FEBRUARY 27: MYRRH (COMMIPHORA MUKUL)

February 27, 2012 by Karen Hack

29 Days to a Healthy Heart

Commiphora mukul is the latin name for the mukul myrrh tree which is native to India and northern Africa. The mukul shrub produces a resinous sap known as guggul gum and the extract of this gum is called guggulipid. Several clinical studies have confirmed that guggulipid has an ability to lower both cholesterol and triglyceride levels. Typically, total cholesterol levels will drop 14-27% in a 4-12 week period, while LDL cholesterol and triglyceride levels will drop from 25 to 35% and 22 to 30%, respectively. HDL cholesterol levels will typically increase by 16-20%.

The mechanism of action for guggulipid cholesterol-lowering effect is its ability to increase the liver’s metabolism of LDL cholesterol; guggulsterone increases the uptake of LDL cholesterol from the blood by the liver. In addition to lowering lipid levels, guggulipid has been shown to prevent the formation of atherosclerosis and possibly aid in the regression of pre-existing atherosclerotic plaques (in animals). Guggulipid also has a mild effect in inhibiting platelet aggregation and promoting fibrinolysis, implying that it may also prevent the development of a stroke or embolism.

To find out if Commiphora mukul is an appropriate form of treatment for you, please come in to see us for an initial consultation! Book an appointment.

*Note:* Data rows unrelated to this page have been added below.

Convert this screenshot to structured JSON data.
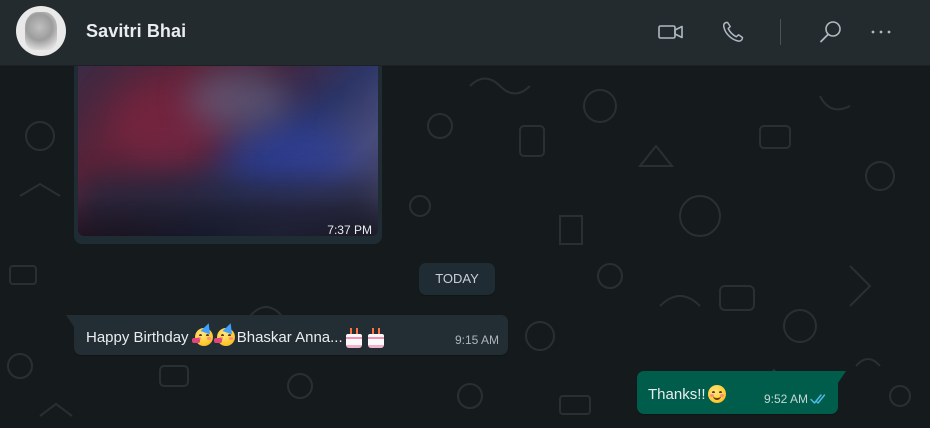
{
  "header": {
    "contact_name": "Savitri Bhai",
    "icons": [
      "video-call-icon",
      "voice-call-icon",
      "search-icon",
      "more-options-icon"
    ]
  },
  "messages": {
    "media": {
      "time": "7:37 PM"
    },
    "date_separator": "TODAY",
    "incoming": {
      "text_part1": "Happy Birthday ",
      "text_part2": "Bhaskar Anna...",
      "emojis": [
        "partying-face",
        "partying-face",
        "birthday-cake",
        "birthday-cake"
      ],
      "time": "9:15 AM"
    },
    "outgoing": {
      "text": "Thanks!!",
      "emoji": "smiling-face",
      "time": "9:52 AM",
      "status": "read"
    }
  },
  "colors": {
    "header_bg": "#242b2f",
    "chat_bg": "#151b1d",
    "incoming_bubble": "#222d34",
    "outgoing_bubble": "#005c4b",
    "read_ticks": "#53bdeb"
  }
}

– Karen Hack, BHSc, ND

Textbook of Natural Medicine; Pizzorno, Murray; Churchill Livingstone, 1999